▸ What you should do
Give every line of the data again, exactly.
*** Opening of Records provided ***
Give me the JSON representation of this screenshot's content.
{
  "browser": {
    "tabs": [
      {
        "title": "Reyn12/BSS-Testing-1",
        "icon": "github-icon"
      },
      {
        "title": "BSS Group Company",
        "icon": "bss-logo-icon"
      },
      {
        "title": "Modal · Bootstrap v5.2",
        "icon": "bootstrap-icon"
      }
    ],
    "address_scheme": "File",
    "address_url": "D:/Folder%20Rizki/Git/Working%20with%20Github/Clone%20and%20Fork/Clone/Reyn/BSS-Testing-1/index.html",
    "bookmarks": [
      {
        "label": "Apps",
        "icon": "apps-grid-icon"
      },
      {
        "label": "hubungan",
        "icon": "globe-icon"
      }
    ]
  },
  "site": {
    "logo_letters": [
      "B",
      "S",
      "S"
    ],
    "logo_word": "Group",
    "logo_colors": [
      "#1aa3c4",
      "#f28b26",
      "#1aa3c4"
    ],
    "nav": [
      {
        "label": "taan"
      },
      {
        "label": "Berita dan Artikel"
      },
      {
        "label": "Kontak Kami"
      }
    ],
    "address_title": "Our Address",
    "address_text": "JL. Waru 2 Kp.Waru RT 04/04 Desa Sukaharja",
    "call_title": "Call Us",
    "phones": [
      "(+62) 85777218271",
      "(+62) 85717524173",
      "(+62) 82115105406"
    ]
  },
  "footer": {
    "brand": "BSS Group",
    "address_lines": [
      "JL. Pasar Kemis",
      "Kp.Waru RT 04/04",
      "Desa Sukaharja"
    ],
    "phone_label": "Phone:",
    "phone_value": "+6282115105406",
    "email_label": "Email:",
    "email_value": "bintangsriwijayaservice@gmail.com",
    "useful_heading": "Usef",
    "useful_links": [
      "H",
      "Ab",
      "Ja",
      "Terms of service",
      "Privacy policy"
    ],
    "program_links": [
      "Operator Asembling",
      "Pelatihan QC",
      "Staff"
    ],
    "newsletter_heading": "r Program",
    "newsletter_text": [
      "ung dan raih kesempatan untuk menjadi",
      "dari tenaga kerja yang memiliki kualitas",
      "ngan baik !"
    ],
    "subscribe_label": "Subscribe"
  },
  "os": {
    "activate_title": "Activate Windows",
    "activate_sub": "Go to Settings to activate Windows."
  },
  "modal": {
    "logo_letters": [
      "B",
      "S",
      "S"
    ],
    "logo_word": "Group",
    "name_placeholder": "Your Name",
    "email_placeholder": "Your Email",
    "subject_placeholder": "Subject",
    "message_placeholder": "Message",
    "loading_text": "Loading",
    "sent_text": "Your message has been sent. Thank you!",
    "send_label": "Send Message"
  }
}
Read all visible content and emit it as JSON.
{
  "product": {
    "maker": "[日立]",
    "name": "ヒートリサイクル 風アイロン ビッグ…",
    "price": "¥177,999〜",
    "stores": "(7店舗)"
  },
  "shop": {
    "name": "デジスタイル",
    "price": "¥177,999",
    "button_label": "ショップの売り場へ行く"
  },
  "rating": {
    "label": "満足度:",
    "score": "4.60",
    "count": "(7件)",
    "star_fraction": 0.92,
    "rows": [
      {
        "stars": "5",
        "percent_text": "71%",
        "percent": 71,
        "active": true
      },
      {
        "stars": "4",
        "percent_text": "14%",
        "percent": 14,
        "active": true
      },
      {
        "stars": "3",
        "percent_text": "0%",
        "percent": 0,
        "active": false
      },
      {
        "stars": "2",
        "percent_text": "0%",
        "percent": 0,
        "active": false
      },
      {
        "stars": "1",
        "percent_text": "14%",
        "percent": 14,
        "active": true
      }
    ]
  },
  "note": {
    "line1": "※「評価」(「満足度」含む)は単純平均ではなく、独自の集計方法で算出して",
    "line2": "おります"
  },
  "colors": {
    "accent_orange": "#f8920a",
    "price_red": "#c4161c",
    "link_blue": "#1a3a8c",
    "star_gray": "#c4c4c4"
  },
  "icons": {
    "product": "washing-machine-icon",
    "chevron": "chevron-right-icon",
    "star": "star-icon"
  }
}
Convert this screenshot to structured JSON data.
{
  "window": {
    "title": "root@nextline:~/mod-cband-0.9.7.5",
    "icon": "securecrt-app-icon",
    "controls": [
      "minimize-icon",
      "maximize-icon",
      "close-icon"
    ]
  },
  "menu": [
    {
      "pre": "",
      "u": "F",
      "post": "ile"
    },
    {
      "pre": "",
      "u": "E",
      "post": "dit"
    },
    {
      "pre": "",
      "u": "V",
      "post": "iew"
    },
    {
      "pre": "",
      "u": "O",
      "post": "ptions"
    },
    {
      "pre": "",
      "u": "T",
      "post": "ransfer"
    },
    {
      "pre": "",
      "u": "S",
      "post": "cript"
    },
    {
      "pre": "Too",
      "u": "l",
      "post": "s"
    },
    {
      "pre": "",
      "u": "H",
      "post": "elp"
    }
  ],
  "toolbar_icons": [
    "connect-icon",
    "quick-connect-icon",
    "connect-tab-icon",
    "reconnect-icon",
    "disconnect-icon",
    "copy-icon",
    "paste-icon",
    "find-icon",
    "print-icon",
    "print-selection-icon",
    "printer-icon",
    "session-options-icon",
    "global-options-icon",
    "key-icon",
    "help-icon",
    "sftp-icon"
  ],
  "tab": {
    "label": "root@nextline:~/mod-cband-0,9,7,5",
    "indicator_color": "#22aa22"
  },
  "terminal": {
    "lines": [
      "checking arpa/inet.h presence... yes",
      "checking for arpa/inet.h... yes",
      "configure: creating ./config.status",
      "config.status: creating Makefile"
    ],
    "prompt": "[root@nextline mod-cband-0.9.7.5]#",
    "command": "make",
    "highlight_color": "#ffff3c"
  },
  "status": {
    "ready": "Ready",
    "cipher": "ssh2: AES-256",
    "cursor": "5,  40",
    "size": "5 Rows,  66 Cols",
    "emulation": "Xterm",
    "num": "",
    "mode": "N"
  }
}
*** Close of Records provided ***
▸ Written reply
Give me the JSON representation of this screenshot's content.
{
  "browser": {
    "tabs": [
      {
        "title": "Reyn12/BSS-Testing-1",
        "icon": "github-icon"
      },
      {
        "title": "BSS Group Company",
        "icon": "bss-logo-icon"
      },
      {
        "title": "Modal · Bootstrap v5.2",
        "icon": "bootstrap-icon"
      }
    ],
    "address_scheme": "File",
    "address_url": "D:/Folder%20Rizki/Git/Working%20with%20Github/Clone%20and%20Fork/Clone/Reyn/BSS-Testing-1/index.html",
    "bookmarks": [
      {
        "label": "Apps",
        "icon": "apps-grid-icon"
      },
      {
        "label": "hubungan",
        "icon": "globe-icon"
      }
    ]
  },
  "site": {
    "logo_letters": [
      "B",
      "S",
      "S"
    ],
    "logo_word": "Group",
    "logo_colors": [
      "#1aa3c4",
      "#f28b26",
      "#1aa3c4"
    ],
    "nav": [
      {
        "label": "taan"
      },
      {
        "label": "Berita dan Artikel"
      },
      {
        "label": "Kontak Kami"
      }
    ],
    "address_title": "Our Address",
    "address_text": "JL. Waru 2 Kp.Waru RT 04/04 Desa Sukaharja",
    "call_title": "Call Us",
    "phones": [
      "(+62) 85777218271",
      "(+62) 85717524173",
      "(+62) 82115105406"
    ]
  },
  "footer": {
    "brand": "BSS Group",
    "address_lines": [
      "JL. Pasar Kemis",
      "Kp.Waru RT 04/04",
      "Desa Sukaharja"
    ],
    "phone_label": "Phone:",
    "phone_value": "+6282115105406",
    "email_label": "Email:",
    "email_value": "bintangsriwijayaservice@gmail.com",
    "useful_heading": "Usef",
    "useful_links": [
      "H",
      "Ab",
      "Ja",
      "Terms of service",
      "Privacy policy"
    ],
    "program_links": [
      "Operator Asembling",
      "Pelatihan QC",
      "Staff"
    ],
    "newsletter_heading": "r Program",
    "newsletter_text": [
      "ung dan raih kesempatan untuk menjadi",
      "dari tenaga kerja yang memiliki kualitas",
      "ngan baik !"
    ],
    "subscribe_label": "Subscribe"
  },
  "os": {
    "activate_title": "Activate Windows",
    "activate_sub": "Go to Settings to activate Windows."
  },
  "modal": {
    "logo_letters": [
      "B",
      "S",
      "S"
    ],
    "logo_word": "Group",
    "name_placeholder": "Your Name",
    "email_placeholder": "Your Email",
    "subject_placeholder": "Subject",
    "message_placeholder": "Message",
    "loading_text": "Loading",
    "sent_text": "Your message has been sent. Thank you!",
    "send_label": "Send Message"
  }
}
Read all visible content and emit it as JSON.
{
  "product": {
    "maker": "[日立]",
    "name": "ヒートリサイクル 風アイロン ビッグ…",
    "price": "¥177,999〜",
    "stores": "(7店舗)"
  },
  "shop": {
    "name": "デジスタイル",
    "price": "¥177,999",
    "button_label": "ショップの売り場へ行く"
  },
  "rating": {
    "label": "満足度:",
    "score": "4.60",
    "count": "(7件)",
    "star_fraction": 0.92,
    "rows": [
      {
        "stars": "5",
        "percent_text": "71%",
        "percent": 71,
        "active": true
      },
      {
        "stars": "4",
        "percent_text": "14%",
        "percent": 14,
        "active": true
      },
      {
        "stars": "3",
        "percent_text": "0%",
        "percent": 0,
        "active": false
      },
      {
        "stars": "2",
        "percent_text": "0%",
        "percent": 0,
        "active": false
      },
      {
        "stars": "1",
        "percent_text": "14%",
        "percent": 14,
        "active": true
      }
    ]
  },
  "note": {
    "line1": "※「評価」(「満足度」含む)は単純平均ではなく、独自の集計方法で算出して",
    "line2": "おります"
  },
  "colors": {
    "accent_orange": "#f8920a",
    "price_red": "#c4161c",
    "link_blue": "#1a3a8c",
    "star_gray": "#c4c4c4"
  },
  "icons": {
    "product": "washing-machine-icon",
    "chevron": "chevron-right-icon",
    "star": "star-icon"
  }
}
Convert this screenshot to structured JSON data.
{
  "window": {
    "title": "root@nextline:~/mod-cband-0.9.7.5",
    "icon": "securecrt-app-icon",
    "controls": [
      "minimize-icon",
      "maximize-icon",
      "close-icon"
    ]
  },
  "menu": [
    {
      "pre": "",
      "u": "F",
      "post": "ile"
    },
    {
      "pre": "",
      "u": "E",
      "post": "dit"
    },
    {
      "pre": "",
      "u": "V",
      "post": "iew"
    },
    {
      "pre": "",
      "u": "O",
      "post": "ptions"
    },
    {
      "pre": "",
      "u": "T",
      "post": "ransfer"
    },
    {
      "pre": "",
      "u": "S",
      "post": "cript"
    },
    {
      "pre": "Too",
      "u": "l",
      "post": "s"
    },
    {
      "pre": "",
      "u": "H",
      "post": "elp"
    }
  ],
  "toolbar_icons": [
    "connect-icon",
    "quick-connect-icon",
    "connect-tab-icon",
    "reconnect-icon",
    "disconnect-icon",
    "copy-icon",
    "paste-icon",
    "find-icon",
    "print-icon",
    "print-selection-icon",
    "printer-icon",
    "session-options-icon",
    "global-options-icon",
    "key-icon",
    "help-icon",
    "sftp-icon"
  ],
  "tab": {
    "label": "root@nextline:~/mod-cband-0,9,7,5",
    "indicator_color": "#22aa22"
  },
  "terminal": {
    "lines": [
      "checking arpa/inet.h presence... yes",
      "checking for arpa/inet.h... yes",
      "configure: creating ./config.status",
      "config.status: creating Makefile"
    ],
    "prompt": "[root@nextline mod-cband-0.9.7.5]#",
    "command": "make",
    "highlight_color": "#ffff3c"
  },
  "status": {
    "ready": "Ready",
    "cipher": "ssh2: AES-256",
    "cursor": "5,  40",
    "size": "5 Rows,  66 Cols",
    "emulation": "Xterm",
    "num": "",
    "mode": "N"
  }
}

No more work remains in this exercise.